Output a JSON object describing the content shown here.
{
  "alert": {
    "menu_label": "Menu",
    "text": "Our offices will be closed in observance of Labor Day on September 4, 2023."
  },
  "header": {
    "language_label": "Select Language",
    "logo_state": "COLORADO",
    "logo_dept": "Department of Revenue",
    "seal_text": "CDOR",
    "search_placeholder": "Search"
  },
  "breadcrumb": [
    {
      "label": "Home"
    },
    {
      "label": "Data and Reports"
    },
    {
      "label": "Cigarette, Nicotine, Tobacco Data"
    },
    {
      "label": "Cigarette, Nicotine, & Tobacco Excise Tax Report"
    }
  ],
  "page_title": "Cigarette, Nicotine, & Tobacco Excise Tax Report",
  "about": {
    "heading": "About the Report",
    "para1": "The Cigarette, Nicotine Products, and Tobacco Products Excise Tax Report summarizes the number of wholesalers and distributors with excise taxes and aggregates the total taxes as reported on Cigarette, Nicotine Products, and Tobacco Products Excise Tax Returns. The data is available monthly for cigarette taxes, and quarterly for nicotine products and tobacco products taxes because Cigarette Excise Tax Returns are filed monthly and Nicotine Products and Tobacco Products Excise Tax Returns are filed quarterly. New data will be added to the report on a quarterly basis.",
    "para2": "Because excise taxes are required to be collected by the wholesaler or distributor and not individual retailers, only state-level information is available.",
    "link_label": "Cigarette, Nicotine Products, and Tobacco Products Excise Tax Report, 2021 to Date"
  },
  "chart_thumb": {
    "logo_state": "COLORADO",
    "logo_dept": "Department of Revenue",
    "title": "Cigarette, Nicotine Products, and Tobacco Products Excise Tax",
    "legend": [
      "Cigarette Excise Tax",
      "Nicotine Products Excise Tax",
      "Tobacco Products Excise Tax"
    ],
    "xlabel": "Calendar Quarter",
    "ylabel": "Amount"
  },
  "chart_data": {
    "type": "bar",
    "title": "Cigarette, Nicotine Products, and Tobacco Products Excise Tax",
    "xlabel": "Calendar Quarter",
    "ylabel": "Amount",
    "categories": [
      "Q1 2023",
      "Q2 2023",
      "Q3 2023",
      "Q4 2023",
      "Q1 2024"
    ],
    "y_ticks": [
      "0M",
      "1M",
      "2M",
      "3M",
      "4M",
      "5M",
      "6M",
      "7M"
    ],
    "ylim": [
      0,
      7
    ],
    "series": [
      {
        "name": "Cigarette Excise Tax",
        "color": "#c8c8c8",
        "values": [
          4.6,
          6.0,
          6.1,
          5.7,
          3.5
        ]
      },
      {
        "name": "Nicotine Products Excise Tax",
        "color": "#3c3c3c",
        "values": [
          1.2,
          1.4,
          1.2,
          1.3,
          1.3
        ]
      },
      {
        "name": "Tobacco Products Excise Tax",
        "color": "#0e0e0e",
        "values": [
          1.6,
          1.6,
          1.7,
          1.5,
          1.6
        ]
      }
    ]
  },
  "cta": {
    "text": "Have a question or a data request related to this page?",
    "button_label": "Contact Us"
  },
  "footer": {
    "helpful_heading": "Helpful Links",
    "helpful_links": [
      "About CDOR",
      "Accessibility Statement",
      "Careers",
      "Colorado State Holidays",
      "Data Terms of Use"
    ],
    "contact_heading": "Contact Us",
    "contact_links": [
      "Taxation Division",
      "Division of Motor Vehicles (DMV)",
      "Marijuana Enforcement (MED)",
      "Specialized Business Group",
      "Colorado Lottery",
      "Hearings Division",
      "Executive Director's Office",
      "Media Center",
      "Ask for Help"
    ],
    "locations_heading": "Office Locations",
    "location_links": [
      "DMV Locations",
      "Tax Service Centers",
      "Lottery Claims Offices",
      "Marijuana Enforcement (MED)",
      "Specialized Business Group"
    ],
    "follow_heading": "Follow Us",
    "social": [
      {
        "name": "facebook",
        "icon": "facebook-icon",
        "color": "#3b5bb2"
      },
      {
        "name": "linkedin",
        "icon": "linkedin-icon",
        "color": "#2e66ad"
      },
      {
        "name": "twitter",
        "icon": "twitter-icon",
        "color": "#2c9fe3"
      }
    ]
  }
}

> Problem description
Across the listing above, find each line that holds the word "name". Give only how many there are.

> Final answer
6